– Documented Proof of a current pediatric first aid certificate.
– Documented Proof of Membership in an ECE professional membership organization.
– Documented proof that of a minimum of 80 hours worked or volunteer experience. This should be verified with an official letter from a supervisor.
– The renewal application can be purchased directly from the Council for Professional Recognition.
What is Quality Care Resource & Referral Services (QCR&R) Child Development Associate (CDA) Module Training Program?
Quality Care Resource and Referral Services, Inc. (QCR&R) understands the importance of professional development and continuing education. It is our commitment to provide quality workshops that are designed to enhance the skills, knowledge and education of child care professionals. The QCR&R Child Development Associate Module Training Program offers CDA qualified trainings in Cape May, Cumberland, Gloucester and Salem Counties.
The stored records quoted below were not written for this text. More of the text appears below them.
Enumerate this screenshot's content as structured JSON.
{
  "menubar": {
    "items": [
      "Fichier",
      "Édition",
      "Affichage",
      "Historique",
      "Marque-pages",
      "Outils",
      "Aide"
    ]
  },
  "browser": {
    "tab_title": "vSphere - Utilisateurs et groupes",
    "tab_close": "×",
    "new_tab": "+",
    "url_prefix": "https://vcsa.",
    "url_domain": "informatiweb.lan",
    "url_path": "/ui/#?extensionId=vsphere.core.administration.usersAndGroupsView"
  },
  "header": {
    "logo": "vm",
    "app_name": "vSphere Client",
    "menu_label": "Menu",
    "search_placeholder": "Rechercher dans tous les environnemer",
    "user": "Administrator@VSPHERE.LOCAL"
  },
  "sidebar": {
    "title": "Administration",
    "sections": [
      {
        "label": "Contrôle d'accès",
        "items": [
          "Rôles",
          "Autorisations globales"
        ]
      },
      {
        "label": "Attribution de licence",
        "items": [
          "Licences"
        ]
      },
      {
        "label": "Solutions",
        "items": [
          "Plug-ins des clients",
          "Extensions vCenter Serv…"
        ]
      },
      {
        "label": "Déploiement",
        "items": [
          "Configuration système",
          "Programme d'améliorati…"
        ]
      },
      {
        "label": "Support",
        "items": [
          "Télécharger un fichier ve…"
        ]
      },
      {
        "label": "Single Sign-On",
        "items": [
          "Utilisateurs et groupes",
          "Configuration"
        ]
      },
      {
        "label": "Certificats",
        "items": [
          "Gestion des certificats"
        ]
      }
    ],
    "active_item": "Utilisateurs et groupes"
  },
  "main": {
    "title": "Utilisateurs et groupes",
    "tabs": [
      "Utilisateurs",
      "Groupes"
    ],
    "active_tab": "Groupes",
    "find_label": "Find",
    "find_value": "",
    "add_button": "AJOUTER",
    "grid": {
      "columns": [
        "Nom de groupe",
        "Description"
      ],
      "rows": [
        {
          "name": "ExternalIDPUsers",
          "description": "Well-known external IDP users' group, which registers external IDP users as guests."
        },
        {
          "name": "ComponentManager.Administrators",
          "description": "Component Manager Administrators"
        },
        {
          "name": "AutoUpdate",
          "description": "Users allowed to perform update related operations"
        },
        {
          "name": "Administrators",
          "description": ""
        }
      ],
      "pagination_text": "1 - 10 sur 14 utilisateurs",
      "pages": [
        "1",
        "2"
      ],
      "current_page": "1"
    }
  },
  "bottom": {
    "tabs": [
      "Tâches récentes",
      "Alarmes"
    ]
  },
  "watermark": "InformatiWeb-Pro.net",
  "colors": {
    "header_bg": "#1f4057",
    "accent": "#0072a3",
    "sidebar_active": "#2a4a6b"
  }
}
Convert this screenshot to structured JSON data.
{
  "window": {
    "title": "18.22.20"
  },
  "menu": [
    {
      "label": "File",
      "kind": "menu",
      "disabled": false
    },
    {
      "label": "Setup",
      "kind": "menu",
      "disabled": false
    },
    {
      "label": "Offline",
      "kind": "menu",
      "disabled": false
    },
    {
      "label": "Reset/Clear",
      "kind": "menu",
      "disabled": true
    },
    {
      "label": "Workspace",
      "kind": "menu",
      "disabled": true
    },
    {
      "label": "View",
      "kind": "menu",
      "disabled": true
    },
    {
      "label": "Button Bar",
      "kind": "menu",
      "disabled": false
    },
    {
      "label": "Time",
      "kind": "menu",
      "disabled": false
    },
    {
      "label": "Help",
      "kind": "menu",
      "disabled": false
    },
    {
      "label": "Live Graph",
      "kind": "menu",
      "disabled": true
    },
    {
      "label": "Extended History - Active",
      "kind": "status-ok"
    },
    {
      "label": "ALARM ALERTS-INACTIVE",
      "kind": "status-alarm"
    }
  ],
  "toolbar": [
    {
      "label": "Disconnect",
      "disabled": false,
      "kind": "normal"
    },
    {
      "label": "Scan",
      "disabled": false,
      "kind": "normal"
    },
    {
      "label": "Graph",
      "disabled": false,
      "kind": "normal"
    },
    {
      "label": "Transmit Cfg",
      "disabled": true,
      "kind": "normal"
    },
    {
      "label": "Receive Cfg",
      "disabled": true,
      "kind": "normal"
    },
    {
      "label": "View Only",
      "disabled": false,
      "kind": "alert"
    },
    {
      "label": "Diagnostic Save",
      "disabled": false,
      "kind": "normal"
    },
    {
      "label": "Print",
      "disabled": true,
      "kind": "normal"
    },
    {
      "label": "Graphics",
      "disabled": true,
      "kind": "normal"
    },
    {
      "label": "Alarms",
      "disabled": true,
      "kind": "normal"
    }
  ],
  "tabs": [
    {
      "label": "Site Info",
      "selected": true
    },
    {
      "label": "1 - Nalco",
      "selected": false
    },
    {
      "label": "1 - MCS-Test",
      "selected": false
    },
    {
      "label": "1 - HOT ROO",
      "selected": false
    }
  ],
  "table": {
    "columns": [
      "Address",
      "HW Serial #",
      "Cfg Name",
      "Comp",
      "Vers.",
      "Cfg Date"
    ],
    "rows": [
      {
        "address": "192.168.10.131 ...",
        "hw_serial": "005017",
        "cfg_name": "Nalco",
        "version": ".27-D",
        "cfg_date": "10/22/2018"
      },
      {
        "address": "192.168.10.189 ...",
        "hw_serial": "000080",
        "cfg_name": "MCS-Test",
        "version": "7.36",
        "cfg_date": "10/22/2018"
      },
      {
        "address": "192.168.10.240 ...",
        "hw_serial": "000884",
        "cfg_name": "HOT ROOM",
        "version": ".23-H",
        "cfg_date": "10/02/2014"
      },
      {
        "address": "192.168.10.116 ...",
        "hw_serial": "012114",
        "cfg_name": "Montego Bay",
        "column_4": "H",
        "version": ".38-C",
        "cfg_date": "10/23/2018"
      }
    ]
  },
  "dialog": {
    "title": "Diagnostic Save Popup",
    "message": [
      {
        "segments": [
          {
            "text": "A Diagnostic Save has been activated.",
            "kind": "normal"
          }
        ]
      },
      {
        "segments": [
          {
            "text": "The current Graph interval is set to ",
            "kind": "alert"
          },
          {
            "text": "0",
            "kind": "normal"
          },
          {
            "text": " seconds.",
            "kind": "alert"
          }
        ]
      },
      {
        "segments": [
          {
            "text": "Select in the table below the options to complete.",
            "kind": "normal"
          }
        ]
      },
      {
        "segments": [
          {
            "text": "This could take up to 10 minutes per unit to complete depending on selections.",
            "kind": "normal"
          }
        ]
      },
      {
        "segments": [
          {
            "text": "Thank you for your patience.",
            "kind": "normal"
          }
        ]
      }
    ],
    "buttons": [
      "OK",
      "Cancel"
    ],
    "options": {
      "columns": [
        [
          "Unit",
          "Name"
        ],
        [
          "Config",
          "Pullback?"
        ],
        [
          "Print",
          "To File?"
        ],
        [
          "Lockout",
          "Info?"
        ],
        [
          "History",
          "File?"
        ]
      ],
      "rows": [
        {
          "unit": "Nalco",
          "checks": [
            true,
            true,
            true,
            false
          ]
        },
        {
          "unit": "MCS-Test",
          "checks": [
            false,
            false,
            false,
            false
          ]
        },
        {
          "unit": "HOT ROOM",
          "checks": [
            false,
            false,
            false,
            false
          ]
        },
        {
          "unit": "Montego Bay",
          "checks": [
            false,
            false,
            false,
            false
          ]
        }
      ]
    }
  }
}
The program consists of 12 separate modules covering all of the Council for Professional Recognition’s eight CDA Subject areas. Each module is 10 hours and meets once a week for one year. The modules are designed in line with Professional Impact New Jersey’s (PINJ) Core Knowledge Areas, New Jersey State Department of Education’s 2009 Preschool Teaching and Learning Standards, and New Jersey Council for Young Children’s 2013 Birth to Three Early Learning Standards as a result of a MOU from NJACCRRA. Each Module is taught by experienced, PINJ registered Instructors and Master Instructors who are trained in each step of the CDA credentialing process.
The Modules are outlined as follows:
Contact the Council for Professional Recognition for more information about the CDA www.cdacouncil.org.